“The things we can control are well under control,” said Per Norén, CEO of Ovzon. “We have a healthy spacecraft ready for launch as soon as the weather clears and we are working closely with SpaceX to do that safely and as quickly as possible. Weather is a key factor in every launch, so now is the time for patience.”
That patience was rewarded on Tuesday, when SpaceX formally announced that Ovzon-3 was aiming for a ten-minute “launch window”, opening at 6:04 p.m. EST Wednesday, with a more expansive 87-minute backup opportunity starting at 4:47 p.m. EST Thursday. Deployment of the satellite into its optimum GTO slot would require a pair of “burns” by the single Merlin 1D+ engine of the Falcon 9’s second stage.
Liftoff of B1076 occurred on time, right on the opening of the window, barely 19 hours after SpaceX kicked off 2024 with a rousing, late-evening Starlink launch (including the first six “Direct-to-Cell” satellites) from Vandenberg Space Force Base, Calif. The veteran booster powered smoothly uphill for the opening 2.5 minutes of ascent, before separating from the stack and descending to a smooth touchdown on LZ-1, marking the second “land” landing of her ten-flight career so far.
It added a new footnote to an impressively burgeoning career which began in November 2022, when she lofted the CRS-26 Cargo Dragon for a six-week berth at the International Space Station (ISS). B1076 went on to fly eight times last year, heaving 40 broadband satellites uphill for London, England’s OneWeb in the second week of January, followed by the heavyweight Intelsat 40e geostationary communications satellite—co-manifested with NASA’s Tropospheric Emissions: Monitoring of Pollution (TEMPO) payload—in early April, five batches of Starlinks in February, May, July, September and October and a pair of O3b mPOWER communications satellites in November.
This impressive tempo of flights saw B1076 execute eight ASDS landings and, inclusive of tonight’s Ovzon-3 mission, two on-point touchdowns on solid ground at the Cape. In February of last year, she wrapped up the hundredth consecutive successful landing of a booster stage since SpaceX’s last landing failure almost three years ago.
With B1076 gone, the single Merlin 1D+ Vacuum engine of the Falcon 9’s second stage ignited for a customary six-minute “burn”, followed by a shorter burn of less than 60 seconds, deeper into ascent. Ovzon-3 was deployed at 38 minutes into the flight, with an expectation that over the coming three to four months it will utilize its on-board electric propulsion assets to transition from GTO to Geosynchronous Earth Orbit (GEO) at an operational “slot” at 59.7 degrees West longitude.
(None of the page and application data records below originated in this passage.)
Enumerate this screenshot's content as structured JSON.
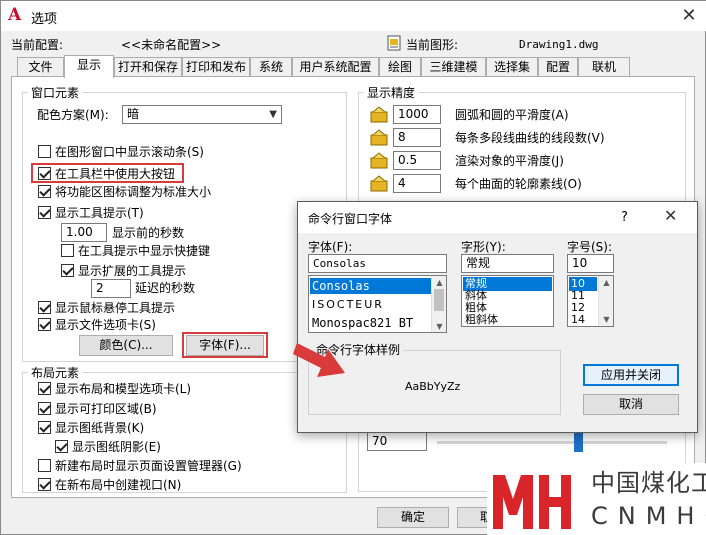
{
  "window": {
    "title": "选项",
    "close": "✕"
  },
  "profile": {
    "label": "当前配置:",
    "value": "<<未命名配置>>",
    "drawing_label": "当前图形:",
    "drawing_value": "Drawing1.dwg"
  },
  "tabs": [
    "文件",
    "显示",
    "打开和保存",
    "打印和发布",
    "系统",
    "用户系统配置",
    "绘图",
    "三维建模",
    "选择集",
    "配置",
    "联机"
  ],
  "window_elements": {
    "title": "窗口元素",
    "color_scheme_label": "配色方案(M):",
    "color_scheme_value": "暗",
    "cb_scrollbars": "在图形窗口中显示滚动条(S)",
    "cb_large_buttons": "在工具栏中使用大按钮",
    "cb_resize_ribbon": "将功能区图标调整为标准大小",
    "cb_tooltips": "显示工具提示(T)",
    "tooltip_delay_value": "1.00",
    "tooltip_delay_label": "显示前的秒数",
    "cb_shortcut": "在工具提示中显示快捷键",
    "cb_extended": "显示扩展的工具提示",
    "extended_delay_value": "2",
    "extended_delay_label": "延迟的秒数",
    "cb_rollover": "显示鼠标悬停工具提示",
    "cb_file_tabs": "显示文件选项卡(S)",
    "colors_button": "颜色(C)...",
    "fonts_button": "字体(F)..."
  },
  "layout_elements": {
    "title": "布局元素",
    "cb_layout_tabs": "显示布局和模型选项卡(L)",
    "cb_printable": "显示可打印区域(B)",
    "cb_paper_bg": "显示图纸背景(K)",
    "cb_paper_shadow": "显示图纸阴影(E)",
    "cb_page_setup": "新建布局时显示页面设置管理器(G)",
    "cb_viewport": "在新布局中创建视口(N)"
  },
  "display_resolution": {
    "title": "显示精度",
    "rows": [
      {
        "value": "1000",
        "label": "圆弧和圆的平滑度(A)"
      },
      {
        "value": "8",
        "label": "每条多段线曲线的线段数(V)"
      },
      {
        "value": "0.5",
        "label": "渲染对象的平滑度(J)"
      },
      {
        "value": "4",
        "label": "每个曲面的轮廓素线(O)"
      }
    ]
  },
  "partial": {
    "field_value": "70"
  },
  "bottom_buttons": {
    "ok": "确定",
    "cancel_partial": "取"
  },
  "dialog": {
    "title": "命令行窗口字体",
    "help": "?",
    "close": "✕",
    "font_label": "字体(F):",
    "font_value": "Consolas",
    "fonts": [
      "Consolas",
      "ISOCTEUR",
      "Monospac821 BT"
    ],
    "style_label": "字形(Y):",
    "style_value": "常规",
    "styles": [
      "常规",
      "斜体",
      "粗体",
      "粗斜体"
    ],
    "size_label": "字号(S):",
    "size_value": "10",
    "sizes": [
      "10",
      "11",
      "12",
      "14"
    ],
    "sample_title": "命令行字体样例",
    "sample_text": "AaBbYyZz",
    "apply_button": "应用并关闭",
    "cancel_button": "取消"
  },
  "watermark": {
    "cn": "中国煤化工",
    "en": "CNMHG"
  },
  "colors": {
    "accent_red": "#d93a3a",
    "selection_blue": "#0078d7",
    "logo_red": "#c8102e",
    "slider_blue": "#1d6fc7"
  }
}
When fully deployed, the satellite will measure some 89 feet (27 meters) across the width of its twin solar arrays. Ovzon-3 is expected to remain fully functional for up to 20 years of continuous operational service.